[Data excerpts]
◇ ◇ ◇ ◇ ◇
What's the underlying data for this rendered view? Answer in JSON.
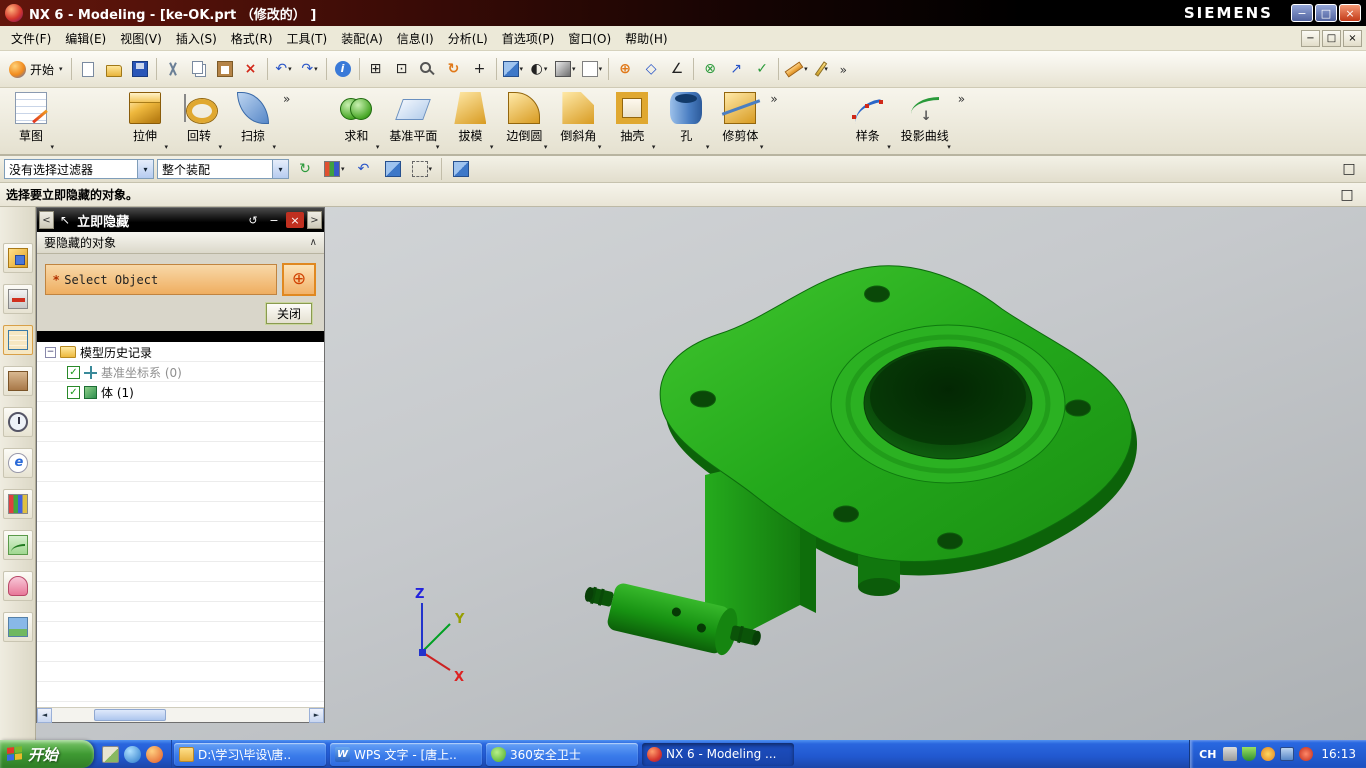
{
  "icons": {
    "minimize": "−",
    "restore": "□",
    "close": "×",
    "undo": "↶",
    "redo": "↷",
    "delete": "×",
    "rotate": "↻",
    "fit": "⊞",
    "zoom_box": "⊡",
    "pan": "+",
    "info": "i",
    "half_shade": "◐",
    "snap_point": "⊕",
    "snap_diamond": "◇",
    "snap_angle": "∠",
    "quick_pick": "⊗",
    "vector": "↗",
    "confirm": "✓",
    "overflow": "»",
    "back": "<",
    "forward": ">",
    "cursor": "↖",
    "reset": "↺",
    "collapse": "∧",
    "select_scope": "⊕",
    "h_left": "◄",
    "h_right": "►",
    "tree_collapse": "−",
    "check": "✓",
    "refresh": "↻",
    "mini_undo": "↶"
  },
  "titlebar": {
    "title": "NX 6 - Modeling - [ke-OK.prt （修改的） ]",
    "brand": "SIEMENS"
  },
  "menu": {
    "items": [
      "文件(F)",
      "编辑(E)",
      "视图(V)",
      "插入(S)",
      "格式(R)",
      "工具(T)",
      "装配(A)",
      "信息(I)",
      "分析(L)",
      "首选项(P)",
      "窗口(O)",
      "帮助(H)"
    ]
  },
  "toolbar": {
    "start_label": "开始"
  },
  "features": {
    "items": [
      {
        "label": "草图"
      },
      {
        "label": "拉伸"
      },
      {
        "label": "回转"
      },
      {
        "label": "扫掠"
      },
      {
        "label": "求和"
      },
      {
        "label": "基准平面"
      },
      {
        "label": "拔模"
      },
      {
        "label": "边倒圆"
      },
      {
        "label": "倒斜角"
      },
      {
        "label": "抽壳"
      },
      {
        "label": "孔"
      },
      {
        "label": "修剪体"
      },
      {
        "label": "样条"
      },
      {
        "label": "投影曲线"
      }
    ]
  },
  "selection_bar": {
    "filter": "没有选择过滤器",
    "scope": "整个装配"
  },
  "prompt": {
    "text": "选择要立即隐藏的对象。"
  },
  "dialog": {
    "title": "立即隐藏",
    "section": "要隐藏的对象",
    "asterisk": "*",
    "select_label": "Select Object",
    "close_label": "关闭"
  },
  "navigator": {
    "rows": [
      {
        "label": "模型历史记录"
      },
      {
        "label": "基准坐标系 (0)"
      },
      {
        "label": "体 (1)"
      }
    ]
  },
  "viewport": {
    "axis_x": "X",
    "axis_y": "Y",
    "axis_z": "Z",
    "model_color": "#23a81b"
  },
  "taskbar": {
    "start_label": "开始",
    "tasks": [
      {
        "label": "D:\\学习\\毕设\\唐.."
      },
      {
        "label": "WPS 文字 - [唐上.."
      },
      {
        "label": "360安全卫士"
      },
      {
        "label": "NX 6 - Modeling ..."
      }
    ],
    "lang": "CH",
    "time": "16:13"
  }
}
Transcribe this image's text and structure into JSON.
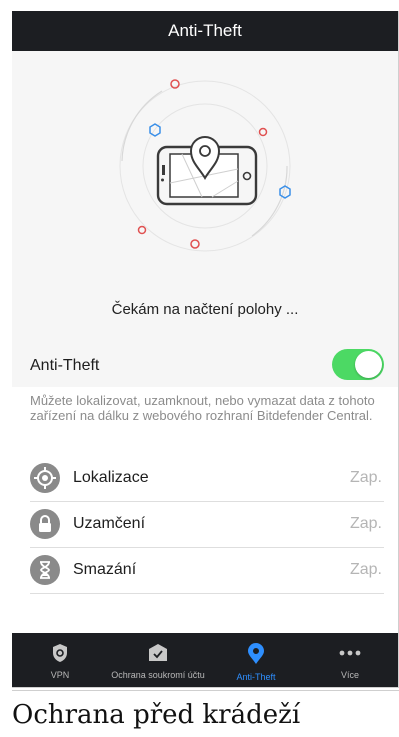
{
  "header": {
    "title": "Anti-Theft"
  },
  "hero": {
    "status_text": "Čekám na načtení polohy ...",
    "icon": "phone-location-pin-icon"
  },
  "antitheft": {
    "toggle_label": "Anti-Theft",
    "toggle_on": true,
    "description": "Můžete lokalizovat, uzamknout, nebo vymazat data z tohoto zařízení na dálku z webového rozhraní Bitdefender Central."
  },
  "features": [
    {
      "label": "Lokalizace",
      "value": "Zap.",
      "icon": "locate-target-icon"
    },
    {
      "label": "Uzamčení",
      "value": "Zap.",
      "icon": "lock-icon"
    },
    {
      "label": "Smazání",
      "value": "Zap.",
      "icon": "wipe-hourglass-icon"
    }
  ],
  "tabs": [
    {
      "label": "VPN",
      "icon": "vpn-shield-icon",
      "active": false
    },
    {
      "label": "Ochrana soukromí účtu",
      "icon": "account-privacy-icon",
      "active": false
    },
    {
      "label": "Anti-Theft",
      "icon": "location-pin-icon",
      "active": true
    },
    {
      "label": "Více",
      "icon": "more-dots-icon",
      "active": false
    }
  ],
  "caption": "Ochrana před krádeží",
  "colors": {
    "accent": "#2e8fff",
    "toggle_on": "#4cd964",
    "bar": "#1c1e22"
  }
}
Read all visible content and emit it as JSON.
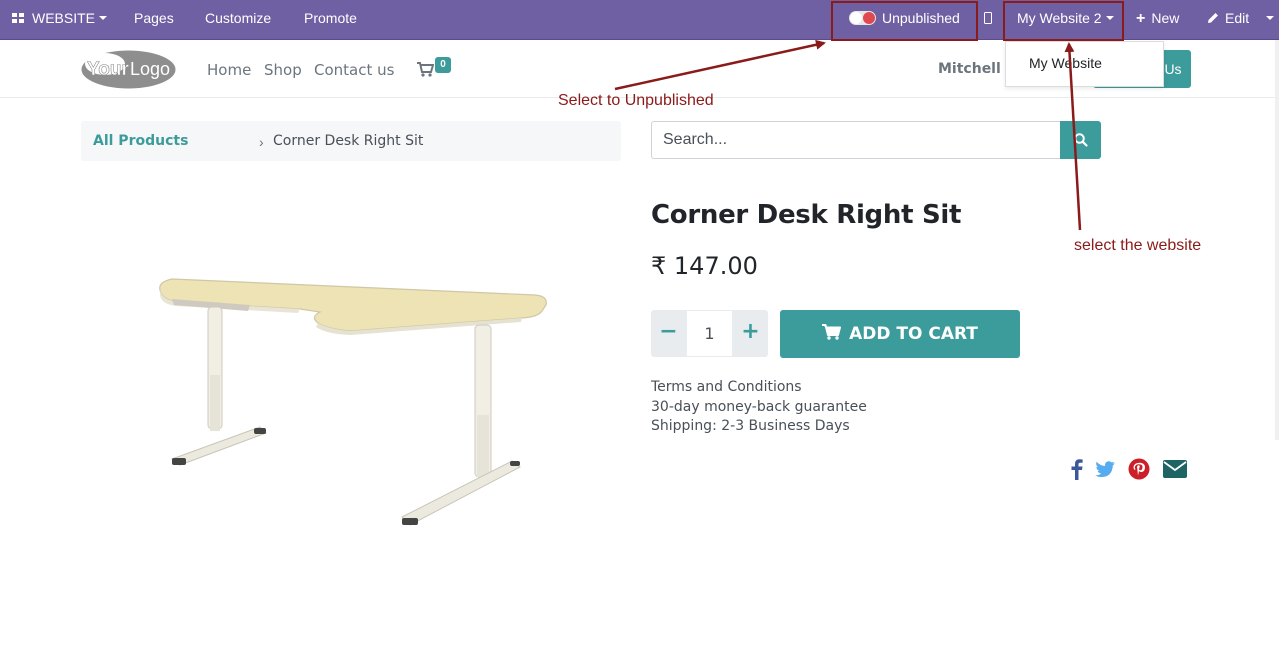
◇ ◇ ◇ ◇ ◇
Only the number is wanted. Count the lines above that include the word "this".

§ Task response
2